As fall lingers in Hubbard and the leaves are nearing their peak colors, it’s time to do the annual “winterizing” chores before it freezes for good. Such tasks include; putting the paint in the basement, removing the boat battery and putting it inside, shutting off the supply valves leading to the outdoor faucets, putting fuel stabilizer in the lawnmower engine, testing the snow blower to make sure it works, and last but not least, lighting the boiler.
Last Tuesday Bill Harnack made the annual trip to the basement to light the ancient Kewanee boiler. The temperature in the house had fallen to about sixty degrees and Betty reminded Bill, for at least the tenth time this month, to light the boiler. This isn’t something that Bill looks forward to, for it signals in the “reign of the gas company” over his pocketbook for the next six months. The decision to light the boiler is however, inevitable, so Tuesday was the day.
Normally the pilot light burns all year, so Bill simply flips an electrical switch to fire up the boiler. This year, however, there was no resounding “phumph” sound of the gas igniting within. Peering in the combustion chamber, Bill could see that the pilot light wasn’t burning. No pilot light, no combustion. Bill had a problem. As he looked at the combustion unit, complete with gas valve and burner, his mind wandered back twenty-nine years. He and Betty were just “kids” then, in their mid twenties. The boiler was oil-fired back then and Betty’s dad, Laverne, who worked for the gas company, told Bill that it was time to “convert to gas.” This wasn’t a task that Bill was prepared for. It didn’t matter. A couple of weeks later Laverne showed up at the house with a used, gas-fired burner complete with valve and pilot control.
Laverne had found the gas burner in a pile of discarded parts at the gas company. The burner was at least 30 years old. Bill asked his father-in-law if this “junk-pile” burner was any good. “Heck”, said Laverne, “This baby will work for years.” “We’ll just stick it into the belly of this old Kewanee boiler and you won’t have to worry about a thing.” In that dingy basement twenty-nine years ago, Bill watched Laverne tear out the old oil-fired burner and install the “new” gas-fired burner.
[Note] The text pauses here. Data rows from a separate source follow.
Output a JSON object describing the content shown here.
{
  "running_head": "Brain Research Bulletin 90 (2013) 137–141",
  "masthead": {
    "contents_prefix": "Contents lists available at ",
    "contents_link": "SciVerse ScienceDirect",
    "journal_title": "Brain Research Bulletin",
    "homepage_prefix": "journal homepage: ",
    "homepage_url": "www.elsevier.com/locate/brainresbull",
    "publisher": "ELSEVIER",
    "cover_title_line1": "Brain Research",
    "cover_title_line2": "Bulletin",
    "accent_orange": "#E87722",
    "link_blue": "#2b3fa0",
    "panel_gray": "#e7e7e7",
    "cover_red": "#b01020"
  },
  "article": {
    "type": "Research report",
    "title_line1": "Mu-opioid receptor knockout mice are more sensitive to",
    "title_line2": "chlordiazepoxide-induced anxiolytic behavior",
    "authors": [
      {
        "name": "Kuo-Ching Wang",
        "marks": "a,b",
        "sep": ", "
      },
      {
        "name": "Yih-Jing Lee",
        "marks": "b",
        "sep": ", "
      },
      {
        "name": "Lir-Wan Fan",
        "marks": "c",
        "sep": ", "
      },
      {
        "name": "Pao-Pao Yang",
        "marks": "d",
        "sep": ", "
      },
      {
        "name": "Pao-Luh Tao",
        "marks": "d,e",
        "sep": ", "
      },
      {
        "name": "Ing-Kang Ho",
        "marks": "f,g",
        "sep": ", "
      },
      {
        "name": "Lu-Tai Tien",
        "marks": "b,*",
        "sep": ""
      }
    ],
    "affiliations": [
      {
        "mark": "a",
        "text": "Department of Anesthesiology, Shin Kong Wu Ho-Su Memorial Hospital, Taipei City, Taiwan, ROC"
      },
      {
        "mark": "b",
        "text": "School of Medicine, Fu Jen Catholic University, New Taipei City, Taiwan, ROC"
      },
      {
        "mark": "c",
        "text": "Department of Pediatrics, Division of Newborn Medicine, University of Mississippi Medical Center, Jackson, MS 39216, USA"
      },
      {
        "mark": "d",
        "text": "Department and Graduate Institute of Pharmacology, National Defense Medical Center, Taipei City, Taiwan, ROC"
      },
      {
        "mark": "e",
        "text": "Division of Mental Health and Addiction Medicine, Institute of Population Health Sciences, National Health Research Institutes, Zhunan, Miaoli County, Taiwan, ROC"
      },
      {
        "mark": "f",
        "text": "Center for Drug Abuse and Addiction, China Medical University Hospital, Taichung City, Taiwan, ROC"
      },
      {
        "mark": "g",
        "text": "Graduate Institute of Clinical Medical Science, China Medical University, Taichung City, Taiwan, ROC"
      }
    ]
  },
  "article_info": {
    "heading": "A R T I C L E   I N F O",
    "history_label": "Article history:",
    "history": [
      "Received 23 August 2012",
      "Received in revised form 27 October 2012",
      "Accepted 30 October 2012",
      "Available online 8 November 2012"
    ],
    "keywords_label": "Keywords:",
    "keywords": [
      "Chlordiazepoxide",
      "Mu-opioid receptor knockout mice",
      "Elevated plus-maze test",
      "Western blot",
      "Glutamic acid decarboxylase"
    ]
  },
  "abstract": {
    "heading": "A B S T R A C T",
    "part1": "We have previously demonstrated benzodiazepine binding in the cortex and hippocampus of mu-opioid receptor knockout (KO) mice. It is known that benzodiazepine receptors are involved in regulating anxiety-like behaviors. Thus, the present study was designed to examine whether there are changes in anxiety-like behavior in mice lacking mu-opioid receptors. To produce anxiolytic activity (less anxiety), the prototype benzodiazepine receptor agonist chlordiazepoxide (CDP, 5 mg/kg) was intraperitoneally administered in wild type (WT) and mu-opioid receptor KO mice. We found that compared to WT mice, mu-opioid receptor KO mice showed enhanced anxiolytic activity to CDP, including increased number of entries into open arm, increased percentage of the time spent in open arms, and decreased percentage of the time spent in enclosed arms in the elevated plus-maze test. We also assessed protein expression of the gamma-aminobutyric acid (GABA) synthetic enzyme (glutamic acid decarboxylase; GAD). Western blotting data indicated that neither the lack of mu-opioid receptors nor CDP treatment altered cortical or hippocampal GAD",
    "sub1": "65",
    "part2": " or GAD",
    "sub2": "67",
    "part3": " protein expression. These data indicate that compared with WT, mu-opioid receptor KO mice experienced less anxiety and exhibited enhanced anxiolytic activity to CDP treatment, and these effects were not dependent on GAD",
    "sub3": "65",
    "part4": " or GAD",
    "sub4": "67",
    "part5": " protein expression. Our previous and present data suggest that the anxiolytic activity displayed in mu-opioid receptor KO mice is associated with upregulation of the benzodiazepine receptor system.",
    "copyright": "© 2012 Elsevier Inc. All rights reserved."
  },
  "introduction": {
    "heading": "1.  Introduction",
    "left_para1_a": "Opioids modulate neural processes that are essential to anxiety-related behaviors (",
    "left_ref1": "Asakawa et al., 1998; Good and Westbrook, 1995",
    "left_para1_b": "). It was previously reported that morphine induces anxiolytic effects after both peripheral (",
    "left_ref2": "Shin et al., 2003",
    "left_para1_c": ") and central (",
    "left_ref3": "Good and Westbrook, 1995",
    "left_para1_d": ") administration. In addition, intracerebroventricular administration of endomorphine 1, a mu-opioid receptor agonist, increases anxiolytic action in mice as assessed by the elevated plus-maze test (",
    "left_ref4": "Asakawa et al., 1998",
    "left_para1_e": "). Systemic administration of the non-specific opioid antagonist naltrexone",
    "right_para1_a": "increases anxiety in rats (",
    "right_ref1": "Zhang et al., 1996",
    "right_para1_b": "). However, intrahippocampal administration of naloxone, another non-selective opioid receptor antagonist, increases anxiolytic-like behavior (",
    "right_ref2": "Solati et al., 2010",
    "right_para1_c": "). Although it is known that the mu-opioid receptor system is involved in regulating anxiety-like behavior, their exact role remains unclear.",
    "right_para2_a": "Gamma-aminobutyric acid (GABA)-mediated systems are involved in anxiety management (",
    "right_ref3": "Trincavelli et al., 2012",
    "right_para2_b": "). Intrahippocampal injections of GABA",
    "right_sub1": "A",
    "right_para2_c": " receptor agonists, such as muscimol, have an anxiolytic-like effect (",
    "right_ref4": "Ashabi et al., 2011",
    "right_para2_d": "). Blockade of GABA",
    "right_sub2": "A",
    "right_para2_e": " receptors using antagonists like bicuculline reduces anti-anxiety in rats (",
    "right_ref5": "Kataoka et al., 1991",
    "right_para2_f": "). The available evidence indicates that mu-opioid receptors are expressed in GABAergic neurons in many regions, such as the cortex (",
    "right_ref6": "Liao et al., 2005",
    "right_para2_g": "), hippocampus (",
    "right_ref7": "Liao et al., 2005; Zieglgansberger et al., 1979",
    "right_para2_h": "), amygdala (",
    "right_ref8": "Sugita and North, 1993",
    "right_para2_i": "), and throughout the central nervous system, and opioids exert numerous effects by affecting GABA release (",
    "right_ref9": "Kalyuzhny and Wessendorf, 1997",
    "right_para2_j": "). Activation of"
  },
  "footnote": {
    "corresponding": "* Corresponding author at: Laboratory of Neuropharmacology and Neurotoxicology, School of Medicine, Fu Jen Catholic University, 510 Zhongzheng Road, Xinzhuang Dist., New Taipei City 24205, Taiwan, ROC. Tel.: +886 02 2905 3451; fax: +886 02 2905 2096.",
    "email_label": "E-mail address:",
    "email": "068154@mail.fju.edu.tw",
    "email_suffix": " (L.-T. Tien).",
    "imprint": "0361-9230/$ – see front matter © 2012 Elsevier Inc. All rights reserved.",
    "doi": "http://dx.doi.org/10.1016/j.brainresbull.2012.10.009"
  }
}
Laverne explained to Bill how the burner worked, carefully going over the built-in safety devices that are essential in all gas burners. While Bill lacked the experience necessary to completely understand what Laverne was teaching him, he listened dutifully. More than anything, Bill was grateful. He and Betty didn’t have two nickels to rub together and Laverne had gotten the burner free. The installation was also free, another “father in law” favor.
Last Tuesday as Bill stared at the old gas burner his father in law had installed nearly thirty years ago, the pilot light didn’t work. Laverne had told Bill that when the pilot light doesn’t work it is almost always because of a bad thermocouple. Remembering the steps that Laverne had taken years ago, Bill extracted the burner from the boiler and went down to the plumbing shop and bought a replacement thermocouple. Within a few minutes, “ole Kewanee” was up and running again!
In the poorly lighted basement, as he put away his tools, Bill remembered a thought he had as he watched Laverne install the burner twenty-nine years ago. “What am I going to do when this guy passes away,” thought Bill. “Who am I going to rely on to fix this stuff?” This coming February, Laverne will have been gone twenty years. The lessons he taught Bill about gas burners and about life, were learned well. After all, this is the third thermocouple that Bill has installed on the old gas burner.